Kubernetes provides multiple pluggable points for the review of authenticated API requests where a request can be inspected or even modified. This is achieved through admission control plugins.

tip

You can see the list of Kubernetes built-in admission control rules available in your Kubernetes system by clicking [Validating | Mutating] >> Rules >> Add rule drop-down menu.

Purpose

Many advanced features in Kubernetes require an admission controller to be enabled in order to fully support the expected features. As a result, a Kubernetes API server that is not properly configured with the right set of admission controllers is an incomplete server and will not support all the features you expect. Admission controllers are very useful, as they allow you to validate or modify requests to a Kubernetes API server.

Limitations

Admission Controllers have the following limitations:

  • Request scope is limited to create, delete, modify or connect to proxy.
  • Do not support read requests.
  • Must be compiled into an API server and can be configured only on the API server startup.

Admission Webhooks

The flexibility of admission webhooks helps solve the limitations of admission controllers. Once enabled, their behavior can be configured instantly by modifying the external application that is invoked for each request. Admission webhooks are HTTP callbacks that receive requests and operate on them. The admission control plugins are registered with the API server.

Phases of Admission Controller

Upon submission to the Kubernetes API server, an admission request uses the following phases before being persisted to etcd.

  • A mutating phase.

  • A validating phase.

Styra allows you to use OPA policies to govern the behavior of mutation and validation phases. A Styra Kubernetes system installs two webhooks, one each of mutating and validating. You can use either one of them individually or both in combination. The rules for the webhooks can be edited and validated in the Styra UI which groups the rules in the appropriate package. Each webhook is configured to query a specific data document on the OPA service present in the cluster.

Since the mutating webhook can optionally change the input object supplied in the request, the structured decision schema for mutating rules varies from the validating rules.

Types of Webhooks

The following shows the two types of webhooks.
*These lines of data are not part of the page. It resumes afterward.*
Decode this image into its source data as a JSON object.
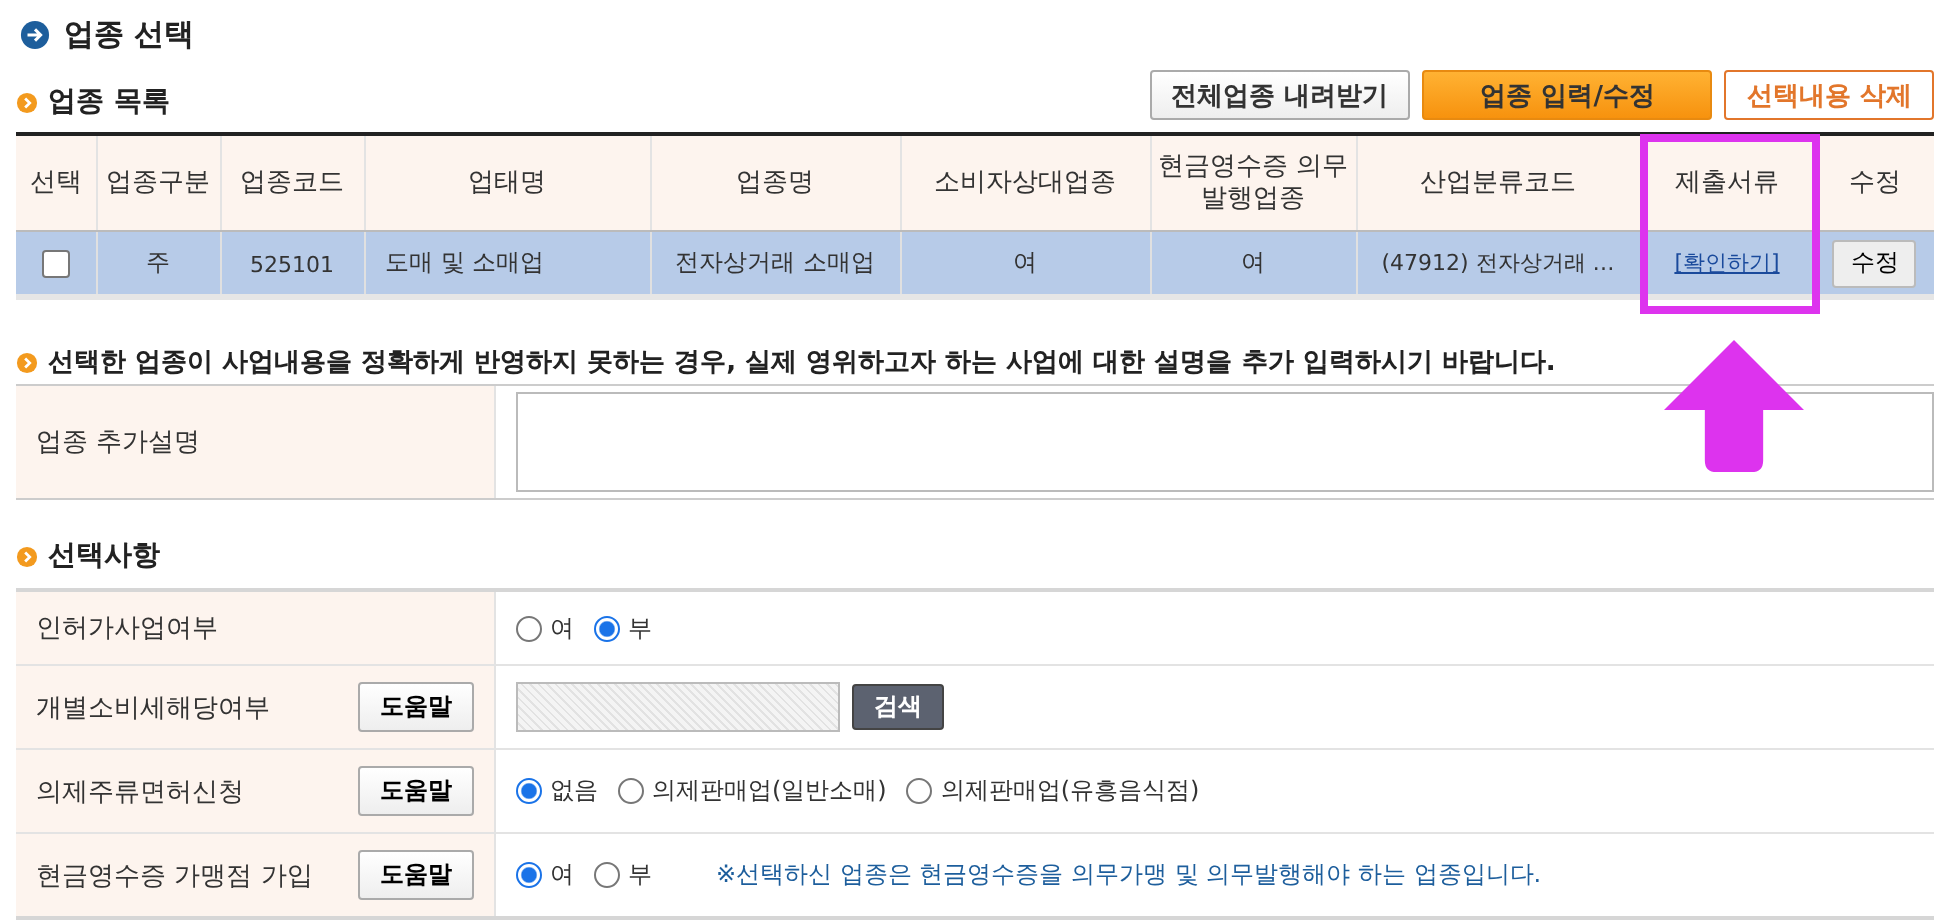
{
  "title": "업종 선택",
  "list_section": {
    "heading": "업종 목록",
    "buttons": [
      {
        "label": "전체업종 내려받기",
        "kind": "default"
      },
      {
        "label": "업종 입력/수정",
        "kind": "primary"
      },
      {
        "label": "선택내용 삭제",
        "kind": "outline"
      }
    ],
    "columns": [
      "선택",
      "업종구분",
      "업종코드",
      "업태명",
      "업종명",
      "소비자상대업종",
      "현금영수증 의무발행업종",
      "산업분류코드",
      "제출서류",
      "수정"
    ],
    "rows": [
      {
        "selected": true,
        "checked": false,
        "division": "주",
        "code": "525101",
        "business_type": "도매 및 소매업",
        "business_item": "전자상거래 소매업",
        "consumer": "여",
        "cash_receipt": "여",
        "industry_code": "(47912) 전자상거래 …",
        "documents_link": "[확인하기]",
        "edit_button": "수정"
      }
    ]
  },
  "note": "선택한 업종이 사업내용을 정확하게 반영하지 못하는 경우, 실제 영위하고자 하는 사업에 대한 설명을 추가 입력하시기 바랍니다.",
  "description": {
    "label": "업종 추가설명"
  },
  "options": {
    "heading": "선택사항",
    "rows": [
      {
        "label": "인허가사업여부",
        "kind": "radio",
        "choices": [
          {
            "label": "여",
            "selected": false
          },
          {
            "label": "부",
            "selected": true
          }
        ]
      },
      {
        "label": "개별소비세해당여부",
        "help_button": "도움말",
        "kind": "search",
        "search_button": "검색"
      },
      {
        "label": "의제주류면허신청",
        "help_button": "도움말",
        "kind": "radio",
        "choices": [
          {
            "label": "없음",
            "selected": true
          },
          {
            "label": "의제판매업(일반소매)",
            "selected": false
          },
          {
            "label": "의제판매업(유흥음식점)",
            "selected": false
          }
        ]
      },
      {
        "label": "현금영수증 가맹점 가입",
        "help_button": "도움말",
        "kind": "radio",
        "choices": [
          {
            "label": "여",
            "selected": true
          },
          {
            "label": "부",
            "selected": false
          }
        ],
        "notice": "※선택하신 업종은 현금영수증을 의무가맹 및 의무발행해야 하는 업종입니다."
      }
    ]
  }
}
  • Validating webhooks are invoked during the validation phase of the admission process. This phase allows the enforcement of invariants on particular API resources to ensure that the resource does not change again. You may reject requests to enforce custom admission policies.

  • Mutating webhooks are invoked during the mutation phase of the admission process, which allows modification of the resource content before it is persisted. You may change requests to enforce custom defaults.

Mutating admission webhooks are invoked first, and can modify objects sent to the API server to enforce custom defaults. After all object modifications are complete, and after the incoming object is validated by the API server, validating admission webhooks are invoked and can reject requests to enforce custom policies.

For more information on Kubernetes Admission Controls, read A guide to Kubernetes Admission Controllers.

Schema for Structured Decisions

important

The webhooks are executed in the order of Mutating webhook followed by Validating webhook, in order to ease the understanding for first time readers/users.

Validating Webhook

enforce[decision] {
# rule body
decision := {
"allowed": boolean, REQUIRED
"message": string, OPTIONAL
}
}

Mutating Webhook

enforce[decision] {
# rule body
decision := {
"allowed": boolean, REQUIRED
"message": string, OPTIONAL
"patch": [ OPTIONAL
{
"op": string,
"path": string,
"value": string,
}
]
}
}

For example, the following shows the Mutating rule to add an example label to a pod.

enforce[decision] {
#title: add example label
input.request.object.kind == "Pod"
input.request.object.metadata.labels
decision := {
"allowed": true,
"message": "adding an example label",
"patch": [{
"op": "add",
"path": "/metadata/labels/example-label-name",
"value": "this-is-an-example-value",
}],
}
}